New Delhi, May 13: The world’s lizards appear doomed to extinction, scientists announced today, unveiling the first evidence of a global-scale extinction process linked to rising temperatures from climate change.
An international research team has discovered that many lizard populations have already vanished in Africa, North and South Americas, Australia and Europe, and India falls in a zone with a super-high risk of extinction.
Scientists believe the disappearance of lizards might have a cascading effect up and down the food chain. Lizards prey on disease-carrying mosquitoes and other insects, and themselves are prey for birds and snakes.
The study has suggested that four per cent of lizard species have gone extinct worldwide since 1975, and 20 per cent of all lizard species will be extinct by 2080. The scientists combined temperature trends and local extinction to catalogue lizards already lost and predict accelerated extinction in the years ahead. These findings will appear in the journal Science on Friday.
While lizards normally bask in the sun, temperatures exceeding their physiological limits could make them retreat into shade rather than risk death from overheating. This could restrict their activity and prevent them from foraging for food.
“We run the risk of losing species even before they are known to science,” said Aaron Bauer, a team member at the Villanova University in the US.
Bauer, who has earlier worked in India’s Western Ghats and the Thar desert, said several lizards in India appear to be at risk, but there were not enough herpetologists in India to study the country’s rich lizard fauna and document the extinction.
“Lizards at higher elevations, including the Western Ghats and the Himalayas, are likely to have (increased) risks of extinction because they will be species that have adapted to cooler temperatures,” Bauer told The Telegraph.
The loss of lizards could lead to a collapse of other species at the upper end of the food chain and an explosion of insect populations, said Barry Sinervo, a professor of ecology at the University of California, Santa Cruz, and lead author of the study. Team member Fausto Mendez de la Cruz in Mexico and his colleagues compared surveys for lizard species at 200 sites in Mexico in 2008 with historical surveys in the 1970s and found that 12 per cent of local populations have gone extinct.
The extinction occurred at sites where temperatures have changed rapidly. The researchers also developed a mathematical model to predict extinction that had already been observed in South America, Europe, Australia as well as Africa.
“None of these are due to habitat loss. These sites are not disturbed in any way, and most of them are in protected areas,” said Sinervo. “We thought we’d see evolution in response to climate change, instead we’re seeing extinction.”

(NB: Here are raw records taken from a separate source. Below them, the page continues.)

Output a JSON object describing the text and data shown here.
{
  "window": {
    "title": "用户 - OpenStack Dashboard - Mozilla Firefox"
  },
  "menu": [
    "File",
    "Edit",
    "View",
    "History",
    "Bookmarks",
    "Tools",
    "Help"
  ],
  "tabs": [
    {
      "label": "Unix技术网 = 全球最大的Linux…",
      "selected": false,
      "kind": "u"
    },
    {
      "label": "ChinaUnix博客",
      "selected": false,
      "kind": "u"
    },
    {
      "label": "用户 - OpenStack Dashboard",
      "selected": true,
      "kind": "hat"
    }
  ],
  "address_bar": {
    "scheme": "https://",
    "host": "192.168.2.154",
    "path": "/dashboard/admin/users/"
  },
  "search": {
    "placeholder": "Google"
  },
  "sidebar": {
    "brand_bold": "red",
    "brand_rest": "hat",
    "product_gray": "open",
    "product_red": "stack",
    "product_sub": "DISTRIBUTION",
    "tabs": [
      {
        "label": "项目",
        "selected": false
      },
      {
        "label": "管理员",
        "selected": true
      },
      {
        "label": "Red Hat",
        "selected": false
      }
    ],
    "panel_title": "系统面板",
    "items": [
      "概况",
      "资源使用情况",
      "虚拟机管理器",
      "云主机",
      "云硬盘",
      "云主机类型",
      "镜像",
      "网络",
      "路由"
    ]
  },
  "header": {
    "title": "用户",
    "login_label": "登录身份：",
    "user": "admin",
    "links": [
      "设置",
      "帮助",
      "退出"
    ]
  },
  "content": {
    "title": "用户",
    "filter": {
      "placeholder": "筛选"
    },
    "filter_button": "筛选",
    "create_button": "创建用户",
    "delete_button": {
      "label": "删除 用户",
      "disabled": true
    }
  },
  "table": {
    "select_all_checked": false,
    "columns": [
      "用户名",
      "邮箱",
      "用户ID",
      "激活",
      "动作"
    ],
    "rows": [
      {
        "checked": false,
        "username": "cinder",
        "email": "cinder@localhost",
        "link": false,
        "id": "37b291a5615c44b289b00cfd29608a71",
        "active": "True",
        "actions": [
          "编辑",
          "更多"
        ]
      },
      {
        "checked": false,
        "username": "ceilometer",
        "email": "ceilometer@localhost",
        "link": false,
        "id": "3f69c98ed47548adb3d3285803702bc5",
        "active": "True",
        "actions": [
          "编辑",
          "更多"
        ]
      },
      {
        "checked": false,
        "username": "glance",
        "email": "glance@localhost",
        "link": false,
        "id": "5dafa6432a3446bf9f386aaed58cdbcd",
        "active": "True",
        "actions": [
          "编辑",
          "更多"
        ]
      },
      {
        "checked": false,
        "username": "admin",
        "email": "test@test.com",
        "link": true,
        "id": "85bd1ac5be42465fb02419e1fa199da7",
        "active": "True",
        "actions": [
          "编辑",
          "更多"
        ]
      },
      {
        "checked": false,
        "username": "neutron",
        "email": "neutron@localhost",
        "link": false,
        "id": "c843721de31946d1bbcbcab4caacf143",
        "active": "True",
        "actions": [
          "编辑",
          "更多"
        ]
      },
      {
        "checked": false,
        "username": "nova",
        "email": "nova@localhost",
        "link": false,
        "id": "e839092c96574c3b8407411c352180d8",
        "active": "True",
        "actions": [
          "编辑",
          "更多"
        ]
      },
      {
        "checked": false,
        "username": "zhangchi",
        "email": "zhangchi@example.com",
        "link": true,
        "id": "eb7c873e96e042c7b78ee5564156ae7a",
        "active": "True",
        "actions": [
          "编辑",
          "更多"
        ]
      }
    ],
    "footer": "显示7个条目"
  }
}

“The preferred body temperature in lizards is highly species-specific — it doesn’t evolve very rapidly,” said Elizabeth Bastiaans, a researcher at the University of California, Santa Cruz, and a co-author of the study. “That’s why we predict that lizards won’t be able to evolve new (temperature) preferences quickly enough to keep up with climate change,” Bastiaans told The Telegraph.
Although scientists have been investigating the potential effects of climate change on plants and animals for years, evidence to support actual extinction on a local or global level has been lacking.
“This is the first research work to offer a model of extinction risk due to global warming, validated with actual extinction events and a physiological model to explain them,” said Martha Calderon-Espinosa, a team member in Columbia.
Although scientists have not yet documented lizard extinction in India, lizards belonging to the family of gekkos which occur in India are expected to experience about 24 per cent extinction by 2050. According to the projections, wall lizards, which also occur in India, are predicted to suffer 46 per cent local extinction of populations by 2080.
Researchers say some of the predicted extinctions may not be preventable.
“Even if we were to stop emitting all carbon dioxide tomorrow, the planet would continue to warm for a while. That makes it unlikely that the extinction that our model predicts can be avoided at this point,” Bastiaans said.
The team that surveyed the lizard extinction in five continents and developed the extinction model for predictions also included researchers from Brazil, Chile, France, South Africa and Australia.
The link to the original article can be found here: